=== PROMPT ===
Restate the following data in its entirety, word for word and without images.

□ □ □ □ □

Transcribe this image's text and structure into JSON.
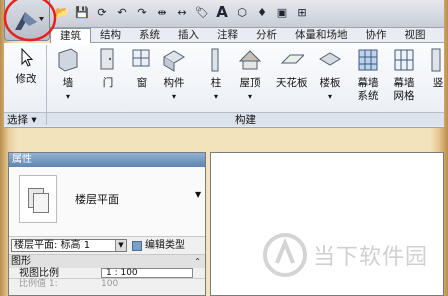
{
  "quick_access": {
    "icons": [
      "open-icon",
      "save-icon",
      "sync-icon",
      "undo-icon",
      "redo-icon",
      "measure-icon",
      "dimension-icon",
      "tag-icon",
      "text-icon",
      "3d-view-icon",
      "section-icon",
      "switch-windows-icon",
      "close-hidden-icon"
    ],
    "text_glyph": "A"
  },
  "tabs": [
    "建筑",
    "结构",
    "系统",
    "插入",
    "注释",
    "分析",
    "体量和场地",
    "协作",
    "视图"
  ],
  "ribbon": {
    "modify_label": "修改",
    "select_group_label": "选择",
    "build_group_label": "构建",
    "buttons": [
      {
        "label": "墙",
        "arrow": "▾"
      },
      {
        "label": "门",
        "arrow": ""
      },
      {
        "label": "窗",
        "arrow": ""
      },
      {
        "label": "构件",
        "arrow": "▾"
      },
      {
        "label": "柱",
        "arrow": "▾"
      },
      {
        "label": "屋顶",
        "arrow": "▾"
      },
      {
        "label": "天花板",
        "arrow": ""
      },
      {
        "label": "楼板",
        "arrow": "▾"
      },
      {
        "label": "幕墙\n系统",
        "arrow": ""
      },
      {
        "label": "幕墙\n网格",
        "arrow": ""
      },
      {
        "label": "竖",
        "arrow": ""
      }
    ]
  },
  "properties": {
    "title": "属性",
    "type_name": "楼层平面",
    "selector_value": "楼层平面: 标高 1",
    "edit_type_label": "编辑类型",
    "section_label": "图形",
    "rows": [
      {
        "key": "视图比例",
        "value": "1 : 100"
      },
      {
        "key": "比例值 1:",
        "value": "100"
      }
    ]
  },
  "watermark": {
    "text": "当下软件园"
  },
  "colors": {
    "ribbon_bg": "#eef2f7",
    "panel_title": "#6d93bc",
    "annotation_circle": "#e8221b"
  }
}
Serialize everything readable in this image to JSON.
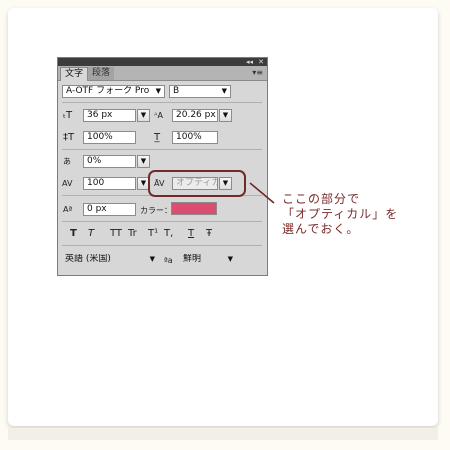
{
  "panel": {
    "tabs": [
      {
        "label": "文字",
        "active": true
      },
      {
        "label": "段落",
        "active": false
      }
    ],
    "titlebar": {
      "collapse_glyph": "◂◂",
      "close_glyph": "✕"
    },
    "menu_glyph": "▾≡",
    "font_family": "A-OTF フォーク Pro",
    "font_style": "B",
    "font_size": "36 px",
    "leading": "20.26 px",
    "vertical_scale": "100%",
    "horizontal_scale": "100%",
    "tsume": "0%",
    "tracking": "100",
    "kerning": "オプティカル",
    "baseline_shift": "0 px",
    "color_label": "カラー：",
    "color_value": "#dc4e71",
    "style_buttons": [
      "T",
      "T",
      "TT",
      "Tr",
      "T¹",
      "T,",
      "T",
      "Ŧ"
    ],
    "language": "英語 (米国)",
    "aa_label": "ªa",
    "antialias": "鮮明"
  },
  "annotation": {
    "lines": [
      "ここの部分で",
      "「オプティカル」を",
      "選んでおく。"
    ],
    "color": "#7a2a2a"
  }
}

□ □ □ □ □

=== SOLVED EXERCISE ===
Transcribe this image's text and structure into JSON.
{
  "quick_access": {
    "icons": [
      "open-icon",
      "save-icon",
      "sync-icon",
      "undo-icon",
      "redo-icon",
      "measure-icon",
      "dimension-icon",
      "tag-icon",
      "text-icon",
      "3d-view-icon",
      "section-icon",
      "switch-windows-icon",
      "close-hidden-icon"
    ],
    "text_glyph": "A"
  },
  "tabs": [
    "建筑",
    "结构",
    "系统",
    "插入",
    "注释",
    "分析",
    "体量和场地",
    "协作",
    "视图"
  ],
  "ribbon": {
    "modify_label": "修改",
    "select_group_label": "选择",
    "build_group_label": "构建",
    "buttons": [
      {
        "label": "墙",
        "arrow": "▾"
      },
      {
        "label": "门",
        "arrow": ""
      },
      {
        "label": "窗",
        "arrow": ""
      },
      {
        "label": "构件",
        "arrow": "▾"
      },
      {
        "label": "柱",
        "arrow": "▾"
      },
      {
        "label": "屋顶",
        "arrow": "▾"
      },
      {
        "label": "天花板",
        "arrow": ""
      },
      {
        "label": "楼板",
        "arrow": "▾"
      },
      {
        "label": "幕墙\n系统",
        "arrow": ""
      },
      {
        "label": "幕墙\n网格",
        "arrow": ""
      },
      {
        "label": "竖",
        "arrow": ""
      }
    ]
  },
  "properties": {
    "title": "属性",
    "type_name": "楼层平面",
    "selector_value": "楼层平面: 标高 1",
    "edit_type_label": "编辑类型",
    "section_label": "图形",
    "rows": [
      {
        "key": "视图比例",
        "value": "1 : 100"
      },
      {
        "key": "比例值 1:",
        "value": "100"
      }
    ]
  },
  "watermark": {
    "text": "当下软件园"
  },
  "colors": {
    "ribbon_bg": "#eef2f7",
    "panel_title": "#6d93bc",
    "annotation_circle": "#e8221b"
  }
}
Serialize everything readable in this image to JSON.
{
  "panel": {
    "tabs": [
      {
        "label": "文字",
        "active": true
      },
      {
        "label": "段落",
        "active": false
      }
    ],
    "titlebar": {
      "collapse_glyph": "◂◂",
      "close_glyph": "✕"
    },
    "menu_glyph": "▾≡",
    "font_family": "A-OTF フォーク Pro",
    "font_style": "B",
    "font_size": "36 px",
    "leading": "20.26 px",
    "vertical_scale": "100%",
    "horizontal_scale": "100%",
    "tsume": "0%",
    "tracking": "100",
    "kerning": "オプティカル",
    "baseline_shift": "0 px",
    "color_label": "カラー：",
    "color_value": "#dc4e71",
    "style_buttons": [
      "T",
      "T",
      "TT",
      "Tr",
      "T¹",
      "T,",
      "T",
      "Ŧ"
    ],
    "language": "英語 (米国)",
    "aa_label": "ªa",
    "antialias": "鮮明"
  },
  "annotation": {
    "lines": [
      "ここの部分で",
      "「オプティカル」を",
      "選んでおく。"
    ],
    "color": "#7a2a2a"
  }
}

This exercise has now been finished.